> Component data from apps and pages
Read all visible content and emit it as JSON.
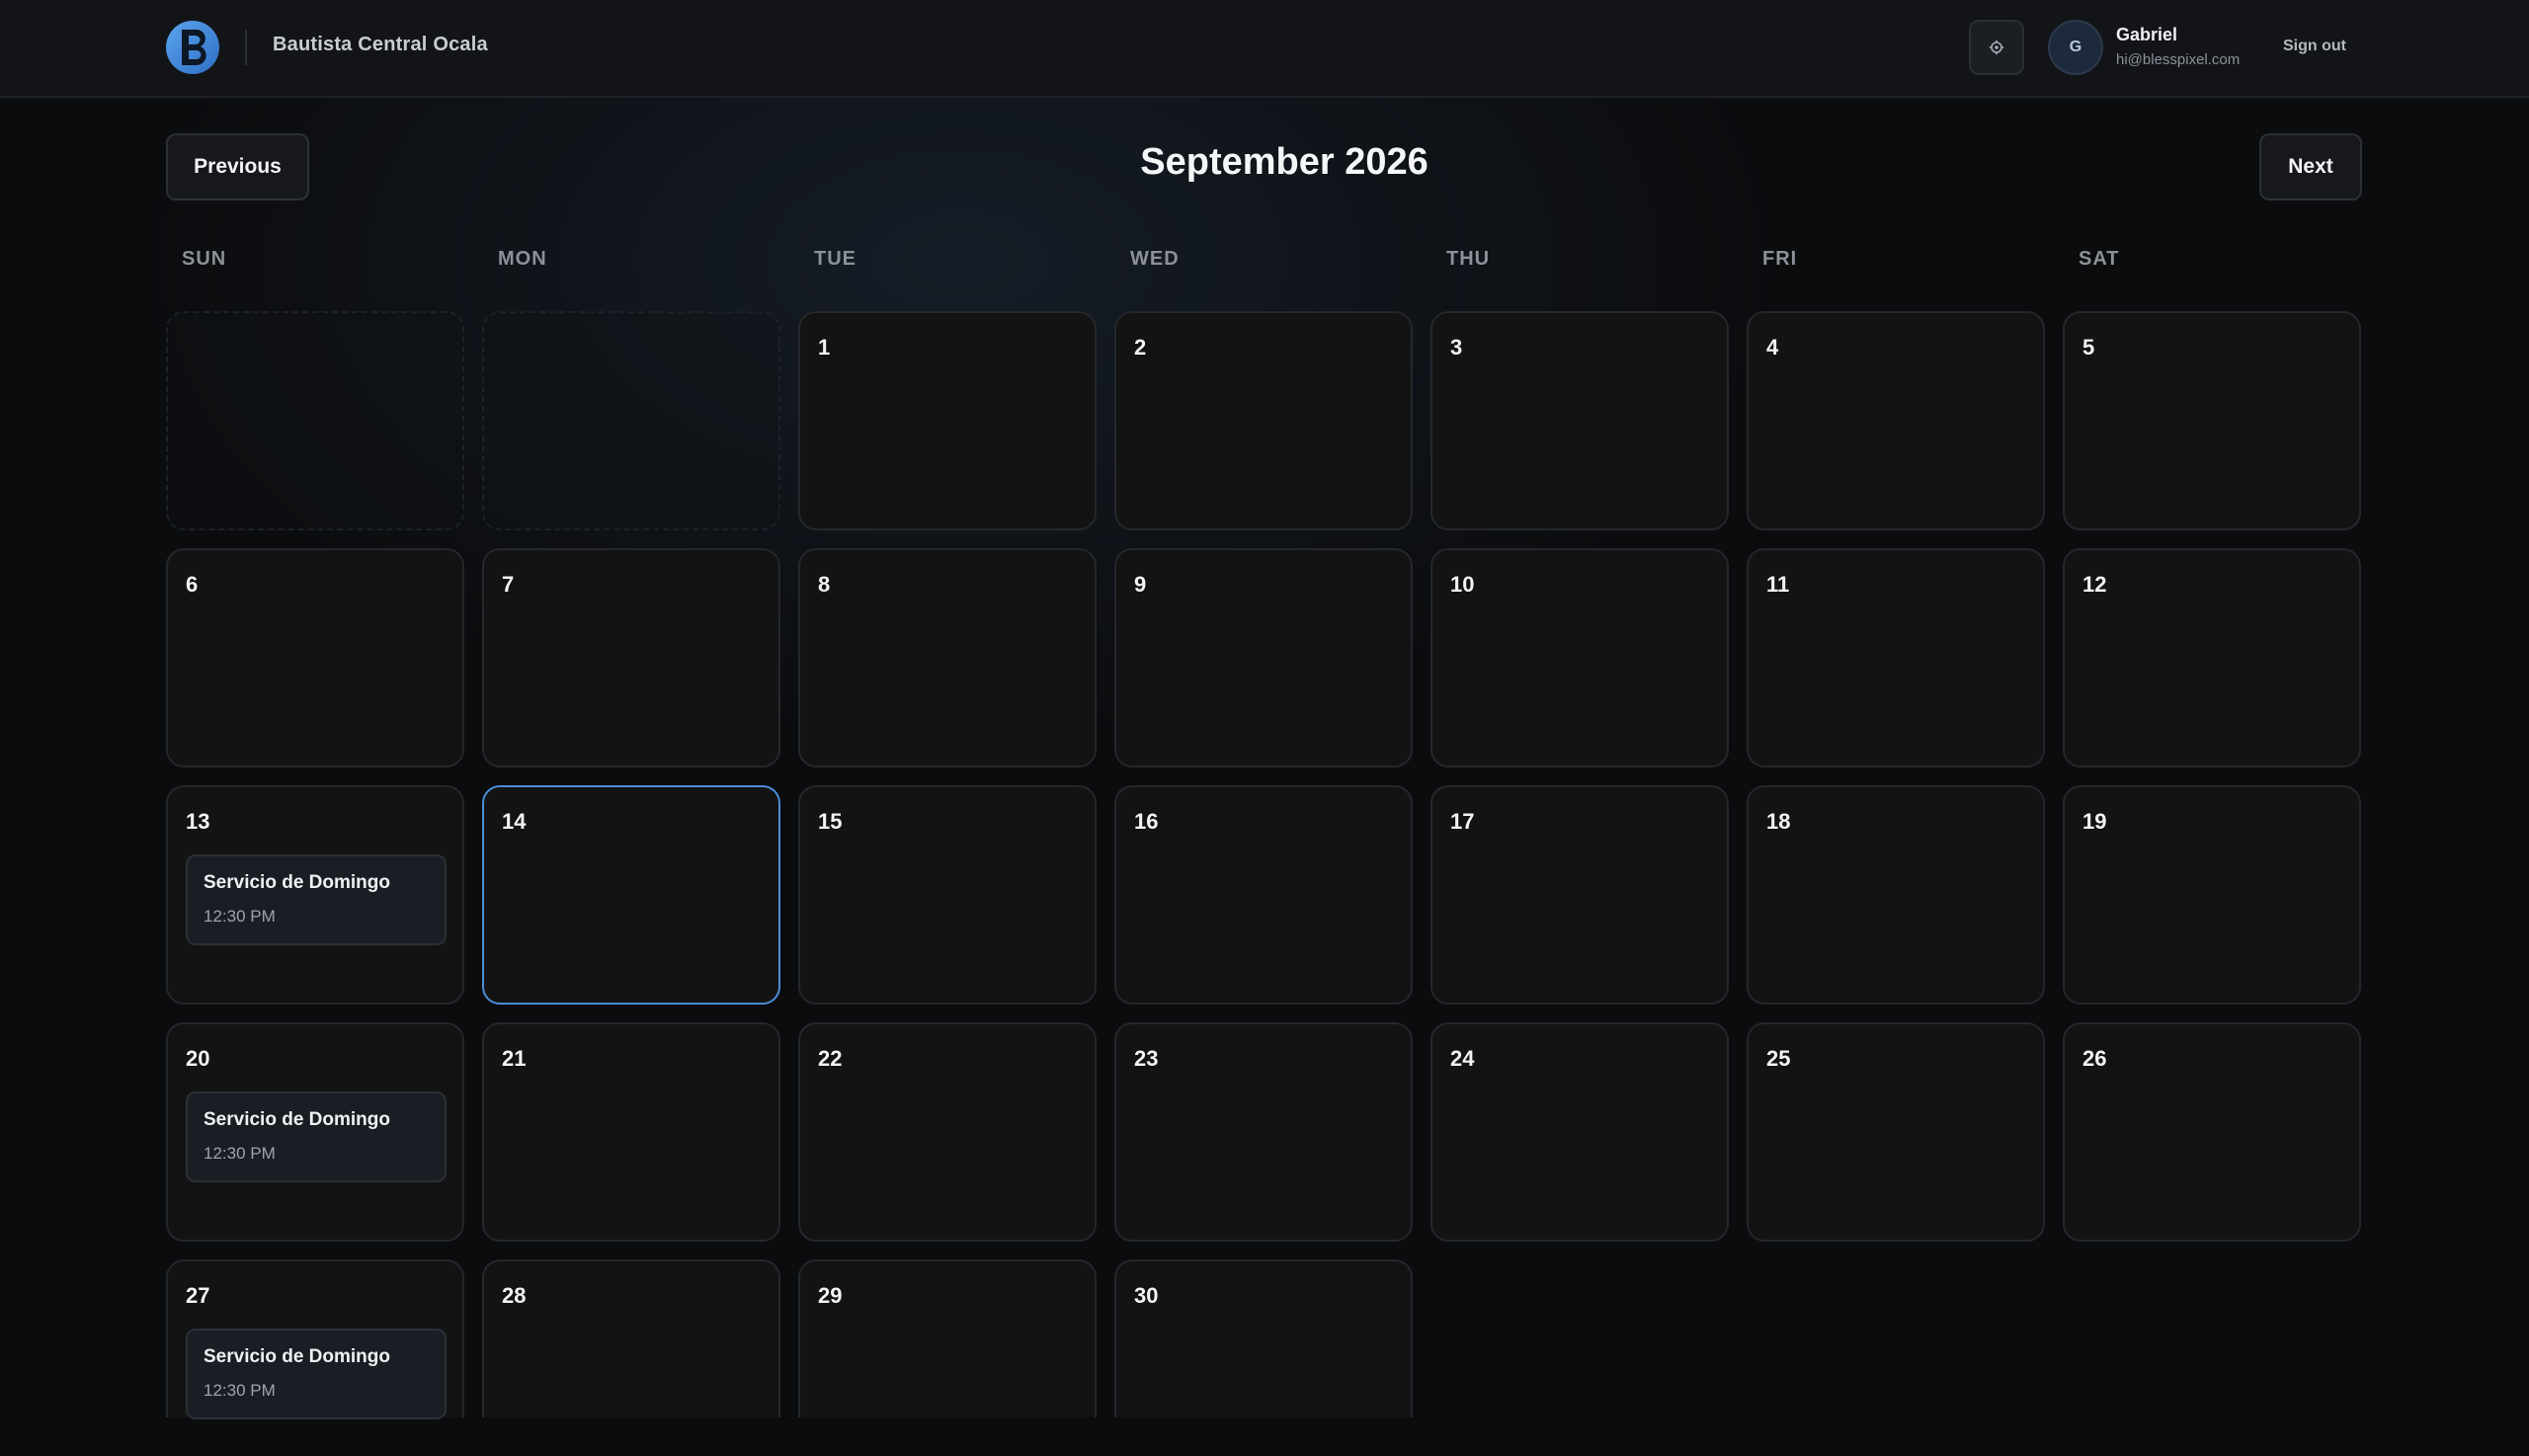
{
  "header": {
    "org_name": "Bautista Central Ocala",
    "settings_icon": "gear-icon",
    "user": {
      "initial": "G",
      "name": "Gabriel",
      "email": "hi@blesspixel.com"
    },
    "signout_label": "Sign out"
  },
  "calendar": {
    "prev_label": "Previous",
    "next_label": "Next",
    "month_title": "September 2026",
    "weekdays": [
      "SUN",
      "MON",
      "TUE",
      "WED",
      "THU",
      "FRI",
      "SAT"
    ],
    "today": 14,
    "days": [
      {
        "day": "1"
      },
      {
        "day": "2"
      },
      {
        "day": "3"
      },
      {
        "day": "4"
      },
      {
        "day": "5"
      },
      {
        "day": "6"
      },
      {
        "day": "7"
      },
      {
        "day": "8"
      },
      {
        "day": "9"
      },
      {
        "day": "10"
      },
      {
        "day": "11"
      },
      {
        "day": "12"
      },
      {
        "day": "13",
        "event": {
          "title": "Servicio de Domingo",
          "time": "12:30 PM"
        }
      },
      {
        "day": "14"
      },
      {
        "day": "15"
      },
      {
        "day": "16"
      },
      {
        "day": "17"
      },
      {
        "day": "18"
      },
      {
        "day": "19"
      },
      {
        "day": "20",
        "event": {
          "title": "Servicio de Domingo",
          "time": "12:30 PM"
        }
      },
      {
        "day": "21"
      },
      {
        "day": "22"
      },
      {
        "day": "23"
      },
      {
        "day": "24"
      },
      {
        "day": "25"
      },
      {
        "day": "26"
      },
      {
        "day": "27",
        "event": {
          "title": "Servicio de Domingo",
          "time": "12:30 PM"
        }
      },
      {
        "day": "28"
      },
      {
        "day": "29"
      },
      {
        "day": "30"
      }
    ]
  },
  "colors": {
    "accent": "#4a8fd6",
    "background": "#0b0c0e",
    "cell": "#131313"
  }
}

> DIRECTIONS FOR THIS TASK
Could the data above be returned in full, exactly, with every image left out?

> OUTPUT FOR THIS TASK
Read all visible content and emit it as JSON.
{
  "header": {
    "org_name": "Bautista Central Ocala",
    "settings_icon": "gear-icon",
    "user": {
      "initial": "G",
      "name": "Gabriel",
      "email": "hi@blesspixel.com"
    },
    "signout_label": "Sign out"
  },
  "calendar": {
    "prev_label": "Previous",
    "next_label": "Next",
    "month_title": "September 2026",
    "weekdays": [
      "SUN",
      "MON",
      "TUE",
      "WED",
      "THU",
      "FRI",
      "SAT"
    ],
    "today": 14,
    "days": [
      {
        "day": "1"
      },
      {
        "day": "2"
      },
      {
        "day": "3"
      },
      {
        "day": "4"
      },
      {
        "day": "5"
      },
      {
        "day": "6"
      },
      {
        "day": "7"
      },
      {
        "day": "8"
      },
      {
        "day": "9"
      },
      {
        "day": "10"
      },
      {
        "day": "11"
      },
      {
        "day": "12"
      },
      {
        "day": "13",
        "event": {
          "title": "Servicio de Domingo",
          "time": "12:30 PM"
        }
      },
      {
        "day": "14"
      },
      {
        "day": "15"
      },
      {
        "day": "16"
      },
      {
        "day": "17"
      },
      {
        "day": "18"
      },
      {
        "day": "19"
      },
      {
        "day": "20",
        "event": {
          "title": "Servicio de Domingo",
          "time": "12:30 PM"
        }
      },
      {
        "day": "21"
      },
      {
        "day": "22"
      },
      {
        "day": "23"
      },
      {
        "day": "24"
      },
      {
        "day": "25"
      },
      {
        "day": "26"
      },
      {
        "day": "27",
        "event": {
          "title": "Servicio de Domingo",
          "time": "12:30 PM"
        }
      },
      {
        "day": "28"
      },
      {
        "day": "29"
      },
      {
        "day": "30"
      }
    ]
  },
  "colors": {
    "accent": "#4a8fd6",
    "background": "#0b0c0e",
    "cell": "#131313"
  }
}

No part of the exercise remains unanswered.